Of course, meeting fewer hikers is a downside of corridor monitoring. That was always one of the benefits of Trail-maintenance work. In the early years, hikers were few, and encounters were a rare pleasure. It was not unusual to spend several nights in a shelter without company other than fellow workers. In later years, thru-hiker numbers increased dramatically, and it was a delight to talk with them, learn where they were from, find out what they liked and disliked, and gather information about conditions along the Trail in Maine.

Volunteering, a sometimes unappreciated opportunity, accounts for much of my love of the Trail. I often work alone on the A.T., and personal experiences account for much of my attitude about being a volunteer: feeling good about making a favorable difference in someone else’s life; taking intense pride in the careful stewardship of an assigned campsite or section of Trail corridor; and experiencing solitude on those special days when everything combines to make that spot on the Trail where you are one of the most exquisitely beautiful places on earth.

Sharing the Trail with others sometimes takes unexpected turns. After seeing my presentation on the A.T., a forestry student at Yale University returned home to South Africa and supported the creation of a hiking trail system. Another of my Yale students helped me load a U-Haul truck with my office supplies after I accepted a job at the University of Maine. Years later, the same former student sat across the table at the office of his new employer (a major Maine forestland owner) as we discussed NPS acquisition of land for the Trail corridor. Two of my Maine forestry students, now husband and wife, monitor nearly twenty miles of exterior corridor boundary lines in Maine.

Coming Full Circle

Hiking on the A.T., at any length, must bring not only feelings of satisfaction and accomplishment but also some affection for the Trail and appreciation for the volunteers who make it possible. Volunteering, a sometimes unappreciated opportunity, accounts for much of my love of the Trail. I often work alone on the A.T., and personal experiences account for much of my attitude about being a volunteer: feeling good about making a favorable difference in someone else’s life; taking intense pride in the careful stewardship of an assigned campsite or section of Trail corridor; and experiencing solitude on those special days when everything combines to make that spot on the Trail where you are one of the most exquisitely beautiful places on earth.

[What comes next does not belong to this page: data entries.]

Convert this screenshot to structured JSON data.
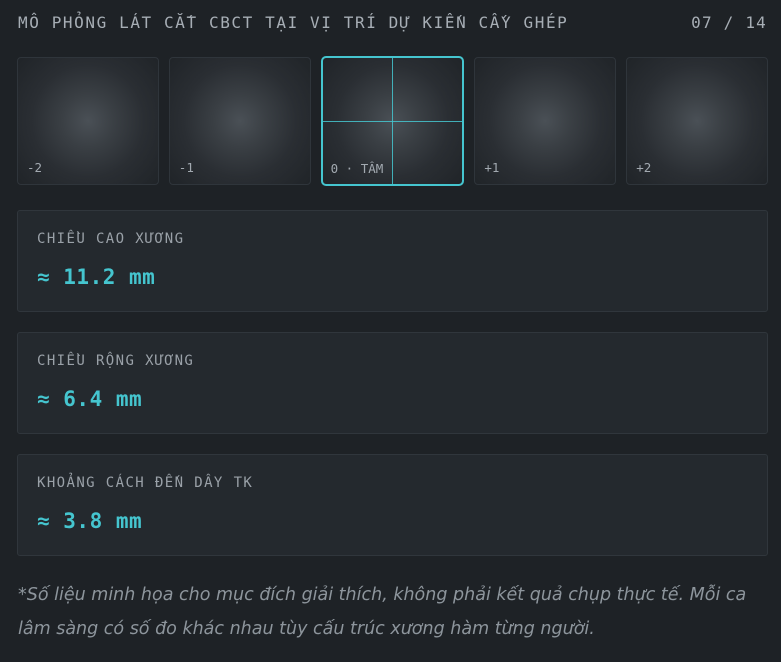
{
  "header": {
    "title": "MÔ PHỎNG LÁT CẮT CBCT TẠI VỊ TRÍ DỰ KIẾN CẤY GHÉP",
    "counter": "07 / 14"
  },
  "slices": [
    {
      "label": "-2"
    },
    {
      "label": "-1"
    },
    {
      "label": "0 · TÂM",
      "active": true
    },
    {
      "label": "+1"
    },
    {
      "label": "+2"
    }
  ],
  "metrics": [
    {
      "label": "CHIỀU CAO XƯƠNG",
      "value": "≈ 11.2 mm"
    },
    {
      "label": "CHIỀU RỘNG XƯƠNG",
      "value": "≈ 6.4 mm"
    },
    {
      "label": "KHOẢNG CÁCH ĐẾN DÂY TK",
      "value": "≈ 3.8 mm"
    }
  ],
  "note": "*Số liệu minh họa cho mục đích giải thích, không phải kết quả chụp thực tế. Mỗi ca lâm sàng có số đo khác nhau tùy cấu trúc xương hàm từng người.",
  "colors": {
    "accent": "#45c5cf",
    "background": "#1e2226",
    "card": "#24292e"
  }
}
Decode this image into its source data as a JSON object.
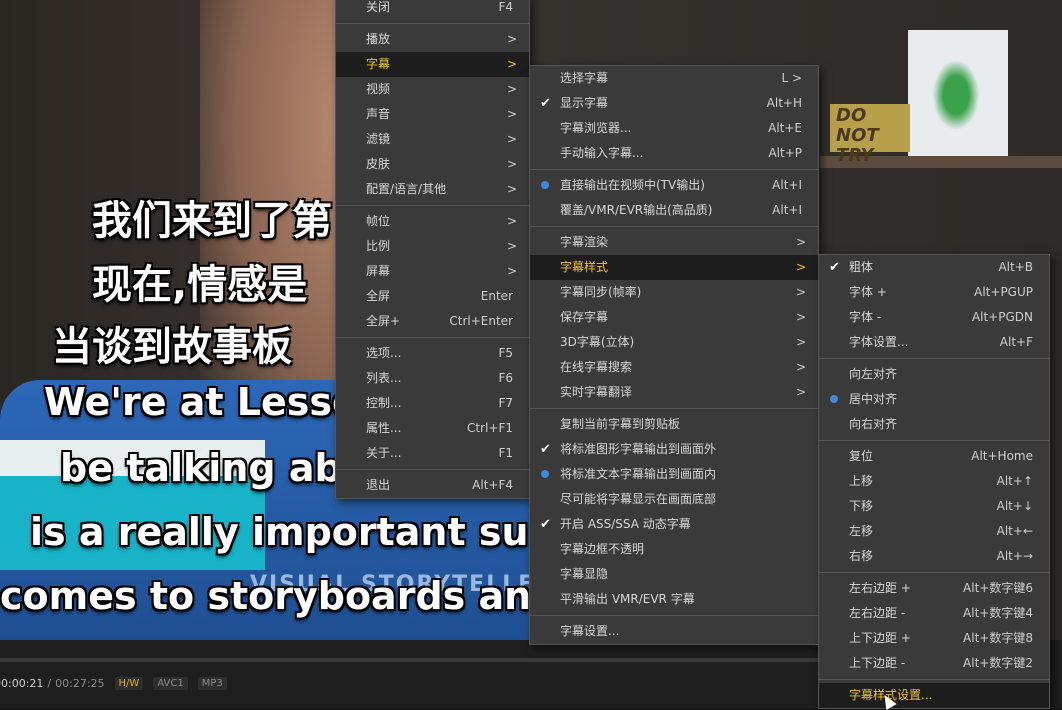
{
  "subtitles": {
    "cn": [
      "我们来到了第",
      "现在,情感是",
      "当谈到故事板"
    ],
    "en": [
      "We're at Lesso",
      "be talking abo",
      "is a really important subj",
      "comes to storyboards and "
    ]
  },
  "background": {
    "sign_text": "DO NOT TRY",
    "shirt_text": "VISUAL STORYTELLER"
  },
  "controls": {
    "current_time": "00:00:21",
    "separator": "/",
    "total_time": "00:27:25",
    "tags": [
      "H/W",
      "AVC1",
      "MP3"
    ]
  },
  "main_menu": [
    {
      "label": "关闭",
      "shortcut": "F4"
    },
    {
      "sep": true
    },
    {
      "label": "播放",
      "arrow": ">"
    },
    {
      "label": "字幕",
      "arrow": ">",
      "active": true
    },
    {
      "label": "视频",
      "arrow": ">"
    },
    {
      "label": "声音",
      "arrow": ">"
    },
    {
      "label": "滤镜",
      "arrow": ">"
    },
    {
      "label": "皮肤",
      "arrow": ">"
    },
    {
      "label": "配置/语言/其他",
      "arrow": ">"
    },
    {
      "sep": true
    },
    {
      "label": "帧位",
      "arrow": ">"
    },
    {
      "label": "比例",
      "arrow": ">"
    },
    {
      "label": "屏幕",
      "arrow": ">"
    },
    {
      "label": "全屏",
      "shortcut": "Enter"
    },
    {
      "label": "全屏+",
      "shortcut": "Ctrl+Enter"
    },
    {
      "sep": true
    },
    {
      "label": "选项...",
      "shortcut": "F5"
    },
    {
      "label": "列表...",
      "shortcut": "F6"
    },
    {
      "label": "控制...",
      "shortcut": "F7"
    },
    {
      "label": "属性...",
      "shortcut": "Ctrl+F1"
    },
    {
      "label": "关于...",
      "shortcut": "F1"
    },
    {
      "sep": true
    },
    {
      "label": "退出",
      "shortcut": "Alt+F4"
    }
  ],
  "subtitle_menu": [
    {
      "label": "选择字幕",
      "shortcut": "L >"
    },
    {
      "label": "显示字幕",
      "shortcut": "Alt+H",
      "check": true
    },
    {
      "label": "字幕浏览器...",
      "shortcut": "Alt+E"
    },
    {
      "label": "手动输入字幕...",
      "shortcut": "Alt+P"
    },
    {
      "sep": true
    },
    {
      "label": "直接输出在视频中(TV输出)",
      "shortcut": "Alt+I",
      "radio": true
    },
    {
      "label": "覆盖/VMR/EVR输出(高品质)",
      "shortcut": "Alt+I"
    },
    {
      "sep": true
    },
    {
      "label": "字幕渲染",
      "arrow": ">"
    },
    {
      "label": "字幕样式",
      "arrow": ">",
      "active": true
    },
    {
      "label": "字幕同步(帧率)",
      "arrow": ">"
    },
    {
      "label": "保存字幕",
      "arrow": ">"
    },
    {
      "label": "3D字幕(立体)",
      "arrow": ">"
    },
    {
      "label": "在线字幕搜索",
      "arrow": ">"
    },
    {
      "label": "实时字幕翻译",
      "arrow": ">"
    },
    {
      "sep": true
    },
    {
      "label": "复制当前字幕到剪贴板"
    },
    {
      "label": "将标准图形字幕输出到画面外",
      "check": true
    },
    {
      "label": "将标准文本字幕输出到画面内",
      "radio": true
    },
    {
      "label": "尽可能将字幕显示在画面底部"
    },
    {
      "label": "开启 ASS/SSA 动态字幕",
      "check": true
    },
    {
      "label": "字幕边框不透明"
    },
    {
      "label": "字幕显隐"
    },
    {
      "label": "平滑输出 VMR/EVR 字幕"
    },
    {
      "sep": true
    },
    {
      "label": "字幕设置..."
    }
  ],
  "style_menu": [
    {
      "label": "粗体",
      "shortcut": "Alt+B",
      "check": true
    },
    {
      "label": "字体 +",
      "shortcut": "Alt+PGUP"
    },
    {
      "label": "字体 -",
      "shortcut": "Alt+PGDN"
    },
    {
      "label": "字体设置...",
      "shortcut": "Alt+F"
    },
    {
      "sep": true
    },
    {
      "label": "向左对齐"
    },
    {
      "label": "居中对齐",
      "radio": true
    },
    {
      "label": "向右对齐"
    },
    {
      "sep": true
    },
    {
      "label": "复位",
      "shortcut": "Alt+Home"
    },
    {
      "label": "上移",
      "shortcut": "Alt+↑"
    },
    {
      "label": "下移",
      "shortcut": "Alt+↓"
    },
    {
      "label": "左移",
      "shortcut": "Alt+←"
    },
    {
      "label": "右移",
      "shortcut": "Alt+→"
    },
    {
      "sep": true
    },
    {
      "label": "左右边距 +",
      "shortcut": "Alt+数字键6"
    },
    {
      "label": "左右边距 -",
      "shortcut": "Alt+数字键4"
    },
    {
      "label": "上下边距 +",
      "shortcut": "Alt+数字键8"
    },
    {
      "label": "上下边距 -",
      "shortcut": "Alt+数字键2"
    },
    {
      "sep": true
    },
    {
      "label": "字幕样式设置...",
      "active": true
    }
  ],
  "colors": {
    "accent": "#f0c419",
    "menu_bg": "#3a3a3a",
    "check_blue": "#3b8ae0"
  }
}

A view of Saddleback Peak from the horn of Saddleback Mountain in Maine. Photo by Chris Gallaway/Horizonline Pictures

It all comes together in these moments. Talking personally with the squirrel, the moose, the chickadee whose home you are visiting, and sitting at tree line as a white-throated sparrow’s incredibly beautiful mating call unlocks decades of mountain memories. When the work is not solitary, it means laboring shoulder-to-shoulder with good people in a common cause. It is sharing a brilliant solution to a tough Trail design challenge, cutting a key shelter beam six inches too short, stuffing thousands of guidebooks and maps into little plastic bags, learning that folks from a different region can really handle a saw, as they try out each other’s techniques, philosophies, and food; and sitting together under a full moon, reminiscing and anticipating. This is how a deep love of the Trail reveals itself and then comes around full circle.

David Field, chair of the ATC from 1995 to 2001 and a member of the board in various capacities from 1979 to 2005, has been a Trail maintainer and overseer since the 1950s. He is a retired University of Maine professor of forest resources (and one-time department chair), was president of the MATC from 1977 to 1987, and helped lead a nearly total redesign of the A.T. corridor in that state. He currently serves as the MATC’s manager of lands and is the author of Along Maine’s Appalachian Trail and an unpublished history of the Trail in Maine.

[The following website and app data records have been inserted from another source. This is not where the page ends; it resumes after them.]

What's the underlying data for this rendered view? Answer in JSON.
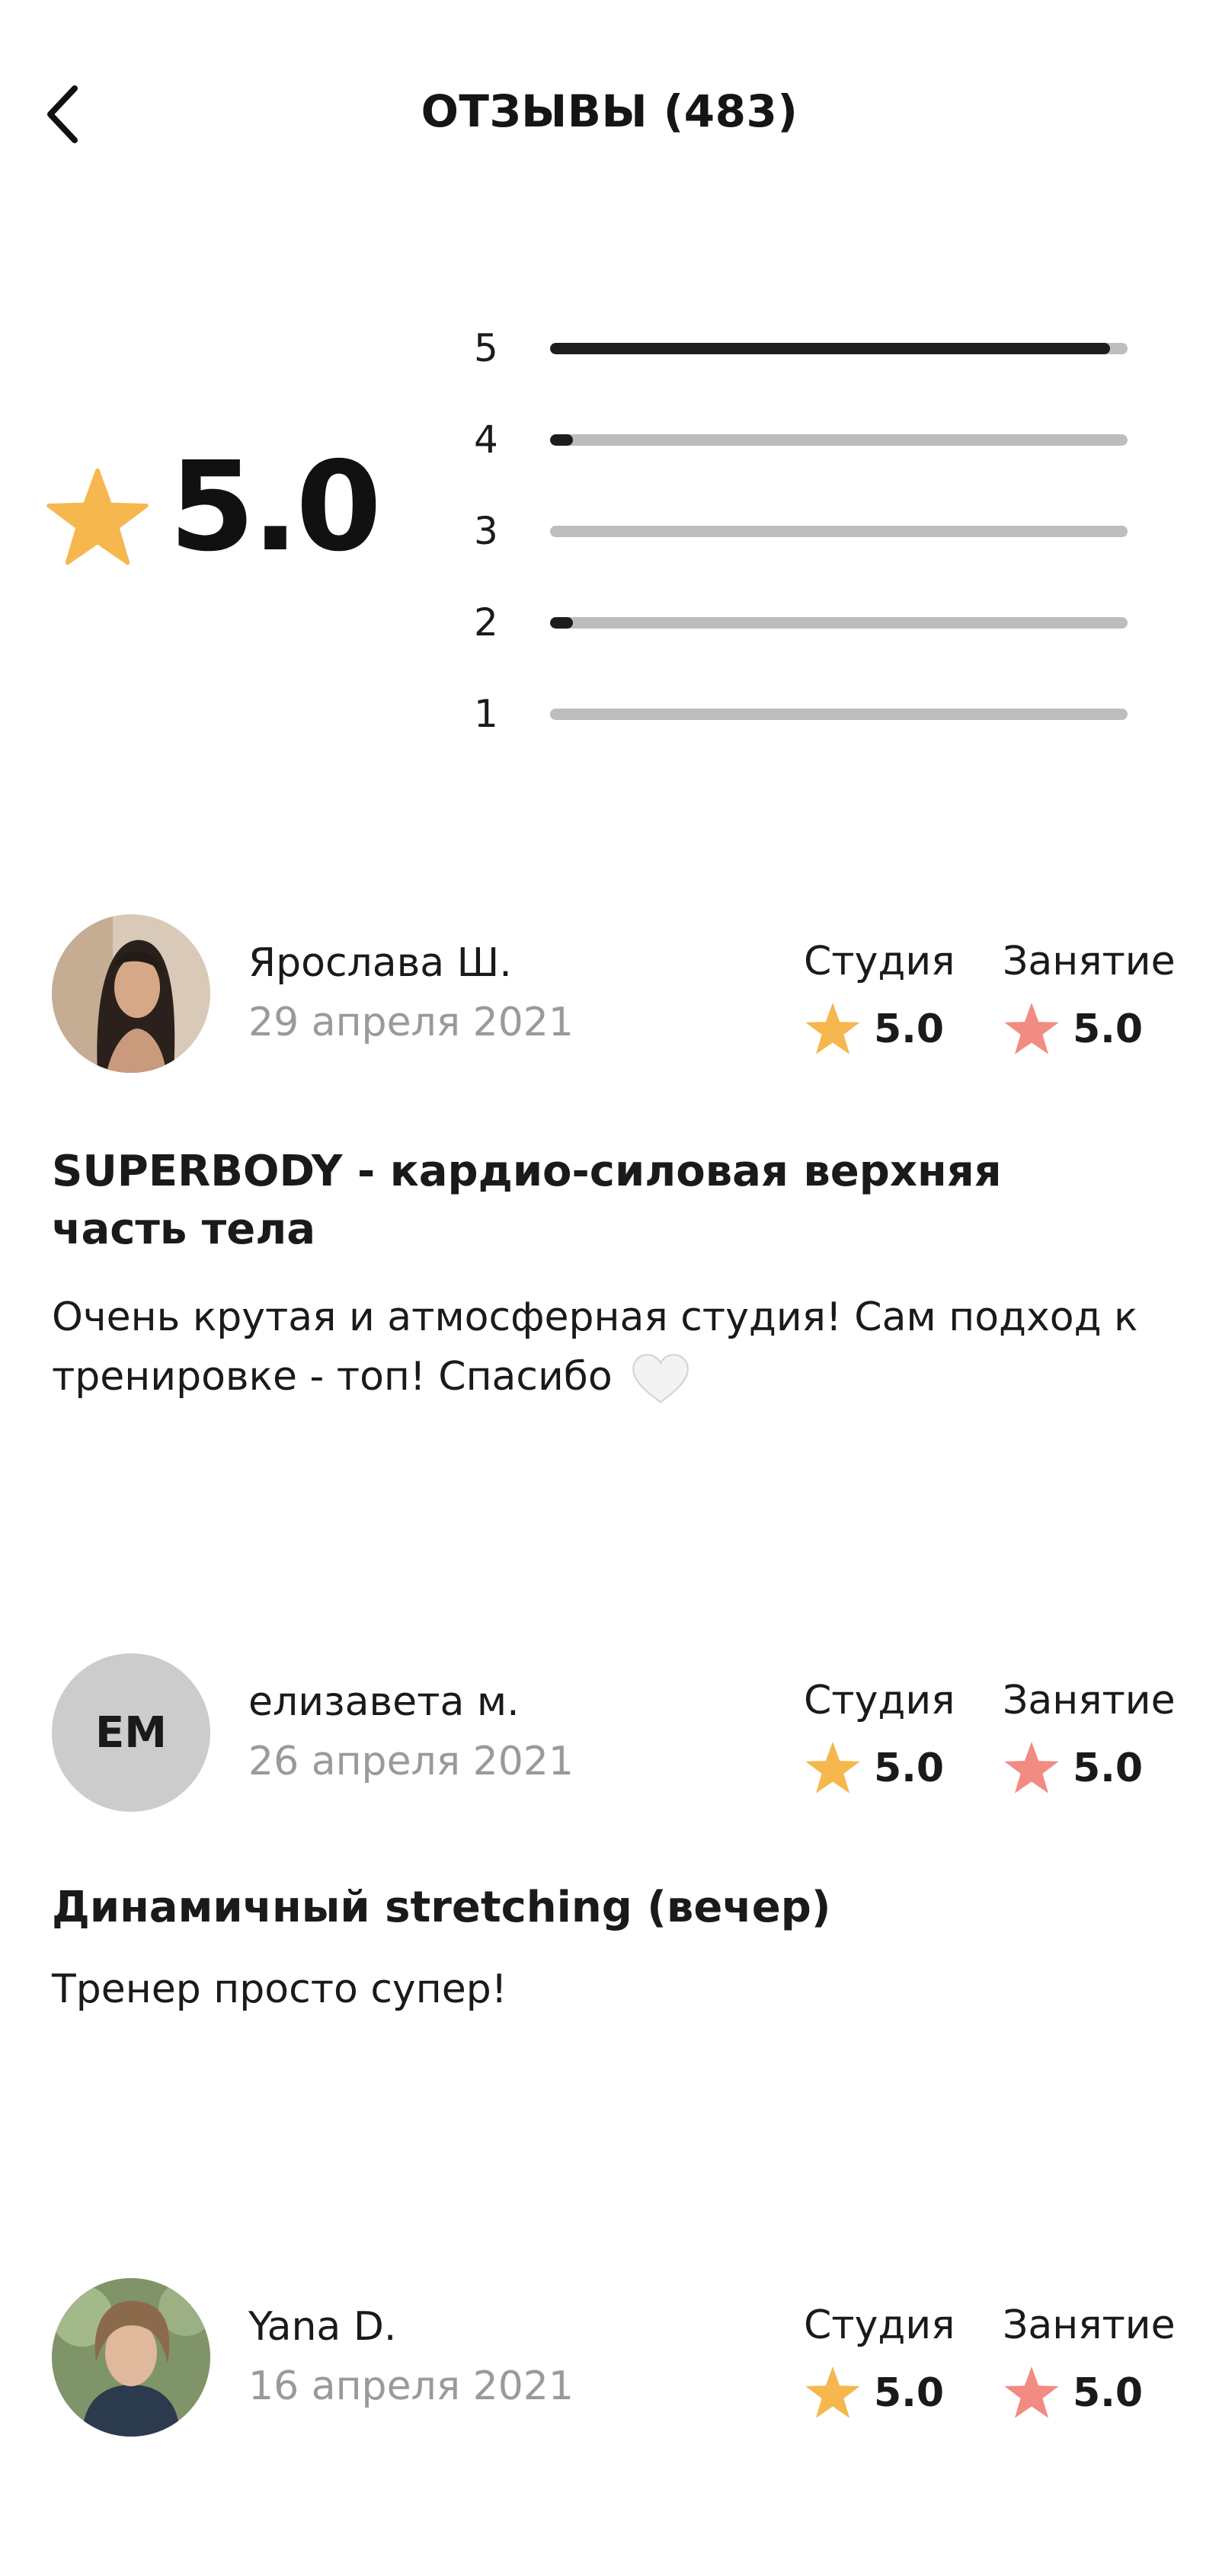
{
  "header": {
    "title": "ОТЗЫВЫ (483)",
    "back_icon": "chevron-left-icon"
  },
  "summary": {
    "average": "5.0",
    "star_color": "#F5B74E",
    "distribution": [
      {
        "label": "5",
        "fraction": 0.97
      },
      {
        "label": "4",
        "fraction": 0.04
      },
      {
        "label": "3",
        "fraction": 0.0
      },
      {
        "label": "2",
        "fraction": 0.04
      },
      {
        "label": "1",
        "fraction": 0.0
      }
    ]
  },
  "colors": {
    "studio_star": "#F5B74E",
    "class_star": "#F28B82",
    "date_gray": "#9A9A9A",
    "track_gray": "#BDBDBD",
    "fill_dark": "#1C1C1C"
  },
  "reviews": [
    {
      "author": "Ярослава Ш.",
      "date": "29 апреля 2021",
      "avatar": "photo",
      "studio_label": "Студия",
      "studio_rating": "5.0",
      "class_label": "Занятие",
      "class_rating": "5.0",
      "class_title": "SUPERBODY - кардио-силовая верхняя часть тела",
      "text": "Очень крутая и атмосферная студия! Сам подход к тренировке - топ! Спасибо",
      "emoji": "white-heart-icon"
    },
    {
      "author": "елизавета м.",
      "date": "26 апреля 2021",
      "avatar_initials": "EM",
      "studio_label": "Студия",
      "studio_rating": "5.0",
      "class_label": "Занятие",
      "class_rating": "5.0",
      "class_title": "Динамичный stretching (вечер)",
      "text": "Тренер просто супер!"
    },
    {
      "author": "Yana D.",
      "date": "16 апреля 2021",
      "avatar": "photo",
      "studio_label": "Студия",
      "studio_rating": "5.0",
      "class_label": "Занятие",
      "class_rating": "5.0"
    }
  ]
}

This article was first published in our Winter 2022 issue of A.T. Journeys, the official membership magazine of the Appalachian Trail Conservancy.